*** DATA IN THIS EXERCISE ***

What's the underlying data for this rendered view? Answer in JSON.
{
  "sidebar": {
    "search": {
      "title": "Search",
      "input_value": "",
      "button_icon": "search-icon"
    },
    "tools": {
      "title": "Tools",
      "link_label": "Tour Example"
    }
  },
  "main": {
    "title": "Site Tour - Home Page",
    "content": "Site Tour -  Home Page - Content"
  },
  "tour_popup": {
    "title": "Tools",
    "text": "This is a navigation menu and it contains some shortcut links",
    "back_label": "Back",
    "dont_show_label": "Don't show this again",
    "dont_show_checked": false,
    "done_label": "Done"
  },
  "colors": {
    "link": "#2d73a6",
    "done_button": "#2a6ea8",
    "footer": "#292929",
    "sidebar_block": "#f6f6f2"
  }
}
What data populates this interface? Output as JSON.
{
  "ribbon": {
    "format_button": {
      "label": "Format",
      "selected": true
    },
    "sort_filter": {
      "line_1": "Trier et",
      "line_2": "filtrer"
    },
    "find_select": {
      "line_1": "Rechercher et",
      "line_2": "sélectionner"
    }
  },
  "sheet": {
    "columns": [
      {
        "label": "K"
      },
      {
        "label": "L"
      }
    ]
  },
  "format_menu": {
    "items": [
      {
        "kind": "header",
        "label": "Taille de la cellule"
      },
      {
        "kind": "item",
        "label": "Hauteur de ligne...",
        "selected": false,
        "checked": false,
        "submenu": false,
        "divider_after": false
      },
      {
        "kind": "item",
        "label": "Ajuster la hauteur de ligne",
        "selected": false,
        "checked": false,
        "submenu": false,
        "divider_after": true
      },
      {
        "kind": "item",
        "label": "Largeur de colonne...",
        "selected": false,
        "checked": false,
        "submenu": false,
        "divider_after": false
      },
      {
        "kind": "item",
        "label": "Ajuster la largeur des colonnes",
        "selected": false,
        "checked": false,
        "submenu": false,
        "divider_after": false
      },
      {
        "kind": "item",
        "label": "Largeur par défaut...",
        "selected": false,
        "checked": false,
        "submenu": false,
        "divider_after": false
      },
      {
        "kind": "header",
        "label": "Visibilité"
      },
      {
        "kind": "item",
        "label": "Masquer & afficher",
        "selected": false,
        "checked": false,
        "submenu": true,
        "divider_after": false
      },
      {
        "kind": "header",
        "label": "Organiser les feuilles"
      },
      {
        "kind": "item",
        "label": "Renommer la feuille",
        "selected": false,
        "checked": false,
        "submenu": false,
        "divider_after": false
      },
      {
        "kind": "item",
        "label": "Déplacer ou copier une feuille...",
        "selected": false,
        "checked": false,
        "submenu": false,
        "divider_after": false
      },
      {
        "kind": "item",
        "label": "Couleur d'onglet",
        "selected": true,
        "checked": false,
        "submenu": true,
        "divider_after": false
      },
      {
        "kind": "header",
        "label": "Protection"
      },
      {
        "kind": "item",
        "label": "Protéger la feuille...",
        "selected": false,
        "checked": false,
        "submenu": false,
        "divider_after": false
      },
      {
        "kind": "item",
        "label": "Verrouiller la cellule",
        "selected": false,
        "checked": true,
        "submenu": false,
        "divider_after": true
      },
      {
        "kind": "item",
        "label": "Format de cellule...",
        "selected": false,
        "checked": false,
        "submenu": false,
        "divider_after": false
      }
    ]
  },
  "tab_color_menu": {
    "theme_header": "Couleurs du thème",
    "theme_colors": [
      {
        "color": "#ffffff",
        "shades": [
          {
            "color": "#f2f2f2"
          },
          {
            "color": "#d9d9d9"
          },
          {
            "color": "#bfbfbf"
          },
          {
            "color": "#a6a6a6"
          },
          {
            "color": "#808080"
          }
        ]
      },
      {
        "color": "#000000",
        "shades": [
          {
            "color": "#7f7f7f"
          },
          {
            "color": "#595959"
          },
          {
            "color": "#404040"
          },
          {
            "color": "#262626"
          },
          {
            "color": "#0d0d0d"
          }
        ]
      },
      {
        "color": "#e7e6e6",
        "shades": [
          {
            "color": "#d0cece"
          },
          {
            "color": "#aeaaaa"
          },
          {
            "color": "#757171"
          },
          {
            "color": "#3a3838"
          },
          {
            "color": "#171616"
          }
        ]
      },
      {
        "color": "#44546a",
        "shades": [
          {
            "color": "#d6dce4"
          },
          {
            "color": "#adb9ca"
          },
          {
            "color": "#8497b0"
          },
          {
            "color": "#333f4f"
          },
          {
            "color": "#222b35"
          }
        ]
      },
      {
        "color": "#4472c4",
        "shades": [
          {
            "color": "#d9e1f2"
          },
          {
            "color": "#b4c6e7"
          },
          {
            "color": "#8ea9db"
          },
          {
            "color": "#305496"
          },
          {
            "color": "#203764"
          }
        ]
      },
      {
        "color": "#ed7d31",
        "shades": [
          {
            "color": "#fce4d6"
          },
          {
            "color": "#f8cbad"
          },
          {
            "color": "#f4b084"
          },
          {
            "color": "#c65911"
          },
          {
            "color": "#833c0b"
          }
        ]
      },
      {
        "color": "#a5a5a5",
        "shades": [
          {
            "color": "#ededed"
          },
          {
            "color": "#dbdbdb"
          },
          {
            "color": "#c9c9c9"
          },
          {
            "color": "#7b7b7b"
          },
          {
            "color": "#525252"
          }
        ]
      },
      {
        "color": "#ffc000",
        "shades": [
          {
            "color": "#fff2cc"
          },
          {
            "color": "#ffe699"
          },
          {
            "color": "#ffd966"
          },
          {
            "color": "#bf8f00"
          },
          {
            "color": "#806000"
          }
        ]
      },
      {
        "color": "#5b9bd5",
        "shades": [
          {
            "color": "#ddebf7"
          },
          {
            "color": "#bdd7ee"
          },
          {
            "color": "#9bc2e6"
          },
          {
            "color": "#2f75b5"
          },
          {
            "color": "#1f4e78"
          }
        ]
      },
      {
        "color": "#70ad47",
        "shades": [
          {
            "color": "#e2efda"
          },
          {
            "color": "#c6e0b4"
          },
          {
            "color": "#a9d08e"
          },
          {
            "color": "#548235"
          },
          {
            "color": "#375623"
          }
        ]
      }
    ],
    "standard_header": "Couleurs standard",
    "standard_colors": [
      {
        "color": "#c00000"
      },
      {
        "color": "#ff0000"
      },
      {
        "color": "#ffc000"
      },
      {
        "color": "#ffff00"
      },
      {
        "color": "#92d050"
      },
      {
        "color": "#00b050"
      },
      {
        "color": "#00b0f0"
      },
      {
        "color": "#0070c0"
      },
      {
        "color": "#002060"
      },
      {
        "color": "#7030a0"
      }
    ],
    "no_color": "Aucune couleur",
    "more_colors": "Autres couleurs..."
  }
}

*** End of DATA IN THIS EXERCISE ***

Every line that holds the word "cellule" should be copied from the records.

        "label": "Taille de la cellule"
        "label": "Verrouiller la cellule",
        "label": "Format de cellule...",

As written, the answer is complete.